It arrived in the mail, a gift from my wife's cousin, who found it while sifting through their aunt's keepsakes--a bulletin from the First Christian Reformed Church, Orange City, Iowa, dated March 21, 1943. There's no order of worship, no ads for this or that activity, no reminders of anything other than "church stuff"--catechism, offering schedule, Men's Society, and this: "Faith, Hope, and Love Circle studying from Lesson 13 in the December Calvinist."
SUNDAY EVENING MEETING, 7:30.
Congregational farewell for Richard Dykstra and Randall Van Gelder [my wife's father].
Subject: Elijah calls down fire from heaven on the captains and their fifties [?], II Kings 1.
My wife's cousin sent this old bit of memorabilia because of that announcement, and this:
"Randall Van Gelder and Richard Dykstra are home on a short furlough. Farewell for them will be held tonite. Both pastor and service director are glad that so many of our people take part in these farewells, and the boys appreciate them very much."
I don't think First CRC, Orange City, Iowa, had a worship committee, nor a Chair of the worship committee, nor a worship director; my guess is that the "service director" had nothing to do with special music--there wasn't any--or liturgies or choral anthems. It's likely that "the service director" directed all the activities--including the farewells the boys loved so much--related to "the service," the military, because the most incredible information from this old bulletin is what appears on the back. Have a look for yourself.
Orange City is in Sioux County, Iowa, hundreds of miles northwest of the state capital in Des Moines, pure fly-over country, then and now. Thousands of Iowans don't even know we exist here, so far, far away, on blue highways, back then mostly gravel. In 1943 there was nothing on-line, nary a TV, only WNAX, Yankton for the markets and the news. This was the land of American Gothic, ethnic to a fault--the names on that list are a babble if your grandparents weren't born in Holland. Go ahead and take a shot. Half the bulletin is written in Dutch.
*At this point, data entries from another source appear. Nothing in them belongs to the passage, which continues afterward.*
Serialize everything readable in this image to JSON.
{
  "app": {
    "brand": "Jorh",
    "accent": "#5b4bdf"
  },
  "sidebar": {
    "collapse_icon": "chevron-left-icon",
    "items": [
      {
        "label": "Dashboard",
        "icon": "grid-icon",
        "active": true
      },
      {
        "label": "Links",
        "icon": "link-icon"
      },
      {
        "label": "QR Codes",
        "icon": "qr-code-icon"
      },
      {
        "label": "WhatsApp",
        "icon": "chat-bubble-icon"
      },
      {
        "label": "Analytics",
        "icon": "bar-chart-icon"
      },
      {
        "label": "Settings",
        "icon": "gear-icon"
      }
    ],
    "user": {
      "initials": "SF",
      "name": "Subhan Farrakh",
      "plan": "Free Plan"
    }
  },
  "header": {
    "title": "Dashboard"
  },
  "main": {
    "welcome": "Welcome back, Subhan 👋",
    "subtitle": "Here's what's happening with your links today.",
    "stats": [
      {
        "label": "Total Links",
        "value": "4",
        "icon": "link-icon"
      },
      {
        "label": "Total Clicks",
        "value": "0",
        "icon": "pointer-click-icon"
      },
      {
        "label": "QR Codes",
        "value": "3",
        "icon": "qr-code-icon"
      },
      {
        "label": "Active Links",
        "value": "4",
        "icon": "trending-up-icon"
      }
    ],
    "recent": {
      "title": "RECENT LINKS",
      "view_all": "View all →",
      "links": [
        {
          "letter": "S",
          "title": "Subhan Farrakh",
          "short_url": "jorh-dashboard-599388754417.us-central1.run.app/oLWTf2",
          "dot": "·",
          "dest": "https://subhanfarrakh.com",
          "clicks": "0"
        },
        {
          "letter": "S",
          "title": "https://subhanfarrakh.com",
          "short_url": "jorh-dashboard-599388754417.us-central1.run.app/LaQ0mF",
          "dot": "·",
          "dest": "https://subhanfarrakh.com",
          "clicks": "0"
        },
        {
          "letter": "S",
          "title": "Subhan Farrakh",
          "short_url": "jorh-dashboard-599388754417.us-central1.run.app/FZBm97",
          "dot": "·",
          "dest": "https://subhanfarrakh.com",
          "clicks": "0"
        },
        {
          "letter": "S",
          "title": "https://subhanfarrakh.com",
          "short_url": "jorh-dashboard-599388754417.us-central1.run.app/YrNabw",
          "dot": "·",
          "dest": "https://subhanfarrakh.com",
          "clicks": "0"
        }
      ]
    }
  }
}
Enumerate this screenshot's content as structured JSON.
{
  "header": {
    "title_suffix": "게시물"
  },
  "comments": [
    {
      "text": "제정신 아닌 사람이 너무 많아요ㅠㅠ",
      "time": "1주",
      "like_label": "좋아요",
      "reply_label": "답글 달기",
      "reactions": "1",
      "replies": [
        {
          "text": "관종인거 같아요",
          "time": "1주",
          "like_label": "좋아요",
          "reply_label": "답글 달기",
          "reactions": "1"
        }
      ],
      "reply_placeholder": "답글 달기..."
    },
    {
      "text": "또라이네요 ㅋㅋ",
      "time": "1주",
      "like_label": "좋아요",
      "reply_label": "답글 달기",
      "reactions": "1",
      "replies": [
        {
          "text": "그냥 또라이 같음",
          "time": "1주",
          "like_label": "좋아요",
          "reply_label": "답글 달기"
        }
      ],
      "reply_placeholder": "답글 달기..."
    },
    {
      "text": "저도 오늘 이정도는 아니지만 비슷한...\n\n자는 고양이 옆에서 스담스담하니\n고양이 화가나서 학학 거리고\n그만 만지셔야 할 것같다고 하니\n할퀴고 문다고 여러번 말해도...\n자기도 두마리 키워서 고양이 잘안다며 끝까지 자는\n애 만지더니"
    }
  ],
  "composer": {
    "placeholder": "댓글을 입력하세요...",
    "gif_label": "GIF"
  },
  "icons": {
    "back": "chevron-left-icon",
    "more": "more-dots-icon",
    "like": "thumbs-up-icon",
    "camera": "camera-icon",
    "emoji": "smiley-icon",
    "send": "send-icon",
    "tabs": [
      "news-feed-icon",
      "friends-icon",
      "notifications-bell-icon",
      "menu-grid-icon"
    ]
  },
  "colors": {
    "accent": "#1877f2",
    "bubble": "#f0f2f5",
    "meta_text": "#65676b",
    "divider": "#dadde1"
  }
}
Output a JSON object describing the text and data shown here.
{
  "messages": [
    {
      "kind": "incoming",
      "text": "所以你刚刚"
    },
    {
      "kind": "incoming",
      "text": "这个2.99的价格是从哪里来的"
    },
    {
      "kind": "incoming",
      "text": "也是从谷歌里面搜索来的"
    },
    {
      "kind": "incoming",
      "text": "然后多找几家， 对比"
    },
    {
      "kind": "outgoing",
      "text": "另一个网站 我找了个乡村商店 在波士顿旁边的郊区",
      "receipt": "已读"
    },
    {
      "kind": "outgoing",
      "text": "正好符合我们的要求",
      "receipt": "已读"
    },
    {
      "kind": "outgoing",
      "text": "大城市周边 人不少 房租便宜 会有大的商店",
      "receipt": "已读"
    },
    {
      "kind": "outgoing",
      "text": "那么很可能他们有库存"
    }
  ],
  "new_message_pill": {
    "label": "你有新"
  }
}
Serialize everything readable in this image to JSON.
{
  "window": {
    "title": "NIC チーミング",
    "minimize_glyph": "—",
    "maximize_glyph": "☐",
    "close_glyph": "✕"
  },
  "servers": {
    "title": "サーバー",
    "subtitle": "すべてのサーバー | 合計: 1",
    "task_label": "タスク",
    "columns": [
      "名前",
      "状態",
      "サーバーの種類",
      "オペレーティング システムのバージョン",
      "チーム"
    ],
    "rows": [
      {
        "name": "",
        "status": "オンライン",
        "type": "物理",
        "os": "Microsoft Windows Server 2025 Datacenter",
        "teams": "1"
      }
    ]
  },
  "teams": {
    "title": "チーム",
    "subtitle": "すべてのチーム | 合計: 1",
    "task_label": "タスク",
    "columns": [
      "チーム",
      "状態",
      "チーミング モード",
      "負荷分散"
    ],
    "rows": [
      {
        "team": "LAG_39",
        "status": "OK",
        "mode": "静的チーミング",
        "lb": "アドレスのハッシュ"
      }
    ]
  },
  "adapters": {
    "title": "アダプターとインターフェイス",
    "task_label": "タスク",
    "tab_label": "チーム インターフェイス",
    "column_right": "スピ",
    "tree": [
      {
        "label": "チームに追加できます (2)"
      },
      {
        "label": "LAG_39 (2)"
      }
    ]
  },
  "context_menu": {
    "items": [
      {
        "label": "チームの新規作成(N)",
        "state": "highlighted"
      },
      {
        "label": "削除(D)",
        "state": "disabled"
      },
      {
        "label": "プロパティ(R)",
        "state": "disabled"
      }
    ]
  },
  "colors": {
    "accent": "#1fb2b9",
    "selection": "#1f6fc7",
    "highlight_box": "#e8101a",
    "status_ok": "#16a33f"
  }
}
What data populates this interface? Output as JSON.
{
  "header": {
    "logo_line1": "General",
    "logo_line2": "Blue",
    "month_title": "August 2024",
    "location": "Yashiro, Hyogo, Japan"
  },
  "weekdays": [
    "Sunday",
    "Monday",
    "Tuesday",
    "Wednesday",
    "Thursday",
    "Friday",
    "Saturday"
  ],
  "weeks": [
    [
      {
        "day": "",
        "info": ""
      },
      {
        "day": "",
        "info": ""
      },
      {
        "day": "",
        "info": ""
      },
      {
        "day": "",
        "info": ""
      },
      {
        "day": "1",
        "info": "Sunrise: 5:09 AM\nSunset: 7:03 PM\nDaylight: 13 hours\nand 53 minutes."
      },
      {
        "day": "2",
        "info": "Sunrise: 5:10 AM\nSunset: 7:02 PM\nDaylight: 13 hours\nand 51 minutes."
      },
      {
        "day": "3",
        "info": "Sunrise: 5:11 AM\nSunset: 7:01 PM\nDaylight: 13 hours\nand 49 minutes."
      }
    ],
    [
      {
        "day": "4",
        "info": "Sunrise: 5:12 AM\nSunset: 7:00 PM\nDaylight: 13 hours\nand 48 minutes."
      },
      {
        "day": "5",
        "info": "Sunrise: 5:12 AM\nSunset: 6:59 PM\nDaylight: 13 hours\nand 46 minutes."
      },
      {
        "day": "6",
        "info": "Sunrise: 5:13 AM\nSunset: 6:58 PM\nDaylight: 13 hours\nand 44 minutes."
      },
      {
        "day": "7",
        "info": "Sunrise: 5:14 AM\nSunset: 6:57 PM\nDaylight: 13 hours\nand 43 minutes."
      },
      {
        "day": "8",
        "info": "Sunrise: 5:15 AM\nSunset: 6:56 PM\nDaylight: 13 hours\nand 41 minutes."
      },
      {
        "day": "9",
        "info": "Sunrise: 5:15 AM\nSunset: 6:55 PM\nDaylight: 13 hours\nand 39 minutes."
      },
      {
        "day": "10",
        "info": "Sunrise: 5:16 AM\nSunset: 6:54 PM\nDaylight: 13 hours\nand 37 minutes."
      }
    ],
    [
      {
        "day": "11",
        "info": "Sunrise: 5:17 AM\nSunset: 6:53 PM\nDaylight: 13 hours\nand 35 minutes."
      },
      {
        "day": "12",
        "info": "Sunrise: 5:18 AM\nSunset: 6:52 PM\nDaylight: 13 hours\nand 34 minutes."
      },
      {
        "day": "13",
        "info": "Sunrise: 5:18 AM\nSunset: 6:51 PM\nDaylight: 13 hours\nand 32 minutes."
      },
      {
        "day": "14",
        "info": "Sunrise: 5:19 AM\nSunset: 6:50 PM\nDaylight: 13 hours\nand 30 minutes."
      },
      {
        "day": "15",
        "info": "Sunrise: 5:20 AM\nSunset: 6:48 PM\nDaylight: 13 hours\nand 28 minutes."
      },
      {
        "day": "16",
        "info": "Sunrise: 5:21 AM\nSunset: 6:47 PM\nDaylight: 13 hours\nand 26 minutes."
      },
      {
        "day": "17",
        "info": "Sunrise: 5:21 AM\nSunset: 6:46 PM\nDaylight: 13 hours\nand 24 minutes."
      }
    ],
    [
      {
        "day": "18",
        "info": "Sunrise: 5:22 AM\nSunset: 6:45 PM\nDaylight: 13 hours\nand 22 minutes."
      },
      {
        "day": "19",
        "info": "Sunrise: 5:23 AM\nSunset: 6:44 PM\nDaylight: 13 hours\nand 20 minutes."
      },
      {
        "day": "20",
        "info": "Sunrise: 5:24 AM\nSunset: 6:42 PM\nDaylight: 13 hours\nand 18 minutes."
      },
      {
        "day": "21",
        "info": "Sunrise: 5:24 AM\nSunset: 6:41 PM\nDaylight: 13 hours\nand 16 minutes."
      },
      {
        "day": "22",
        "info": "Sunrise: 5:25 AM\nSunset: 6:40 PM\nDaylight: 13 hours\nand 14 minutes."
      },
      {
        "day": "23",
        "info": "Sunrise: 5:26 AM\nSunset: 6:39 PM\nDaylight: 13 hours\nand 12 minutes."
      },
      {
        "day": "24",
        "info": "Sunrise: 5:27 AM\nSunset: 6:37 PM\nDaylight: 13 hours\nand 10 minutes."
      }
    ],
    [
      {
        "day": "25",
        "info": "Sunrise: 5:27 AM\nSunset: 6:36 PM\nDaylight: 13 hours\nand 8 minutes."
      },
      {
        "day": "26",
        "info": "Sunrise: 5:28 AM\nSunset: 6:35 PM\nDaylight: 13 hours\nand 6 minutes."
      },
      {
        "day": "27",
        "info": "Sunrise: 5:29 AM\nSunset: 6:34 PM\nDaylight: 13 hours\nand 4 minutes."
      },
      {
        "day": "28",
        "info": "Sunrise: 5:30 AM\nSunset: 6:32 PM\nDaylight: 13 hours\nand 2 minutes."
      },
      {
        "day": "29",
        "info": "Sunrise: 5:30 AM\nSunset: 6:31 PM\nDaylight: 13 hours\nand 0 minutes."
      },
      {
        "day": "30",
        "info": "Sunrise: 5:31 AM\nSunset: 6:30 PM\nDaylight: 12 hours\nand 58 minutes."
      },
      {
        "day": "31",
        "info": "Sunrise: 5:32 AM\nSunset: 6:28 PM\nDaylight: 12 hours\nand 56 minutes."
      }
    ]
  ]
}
The church was much bigger back then, the only Christian Reformed Church in town. And families were huge, farm families especially. My father-in-law came from a farm family of ten.
Still, I can't get my mind around the fact that one church in one small town, way out in the corner of the state of Iowa gave 35 "boys" to a war effort in Europe and the South Pacific.
35 men. Imagine.
You go to church? Think of what the place would be like with 35 men gone. One of the notes on the bulletin says "Our Senator Gillette has promised to do all he can to gain certainty in regard to Marion De Vries." My wife says she believes he was captured. He did return. Imagine the prayer concerns. They were legion.
Some didn't return, among them Randall Van Gelder's own brother Charles.
The year was 1943. It's quite likely the number of "boys" First CRC gave to the war went higher still. It would be more than a year till Normandy, two years until Hiroshima.
Tragedy unites, someone once said; politics divide. No one wants tragedy. I don't hope for war, ever. But a bulletin like this one, half-English, half-Dutch, 70 years old takes your breath away.
The morning sermon that Sabbath was based on Lords Day 41 and 42 of the Heidelburg Catechism: "Why Was He Also Buried." At night, Elijah calls down fire.
But this morning's thanks are for this little gift, an ancient church bulletin and the straight-up catechism sermon it still preaches seventy-long years later.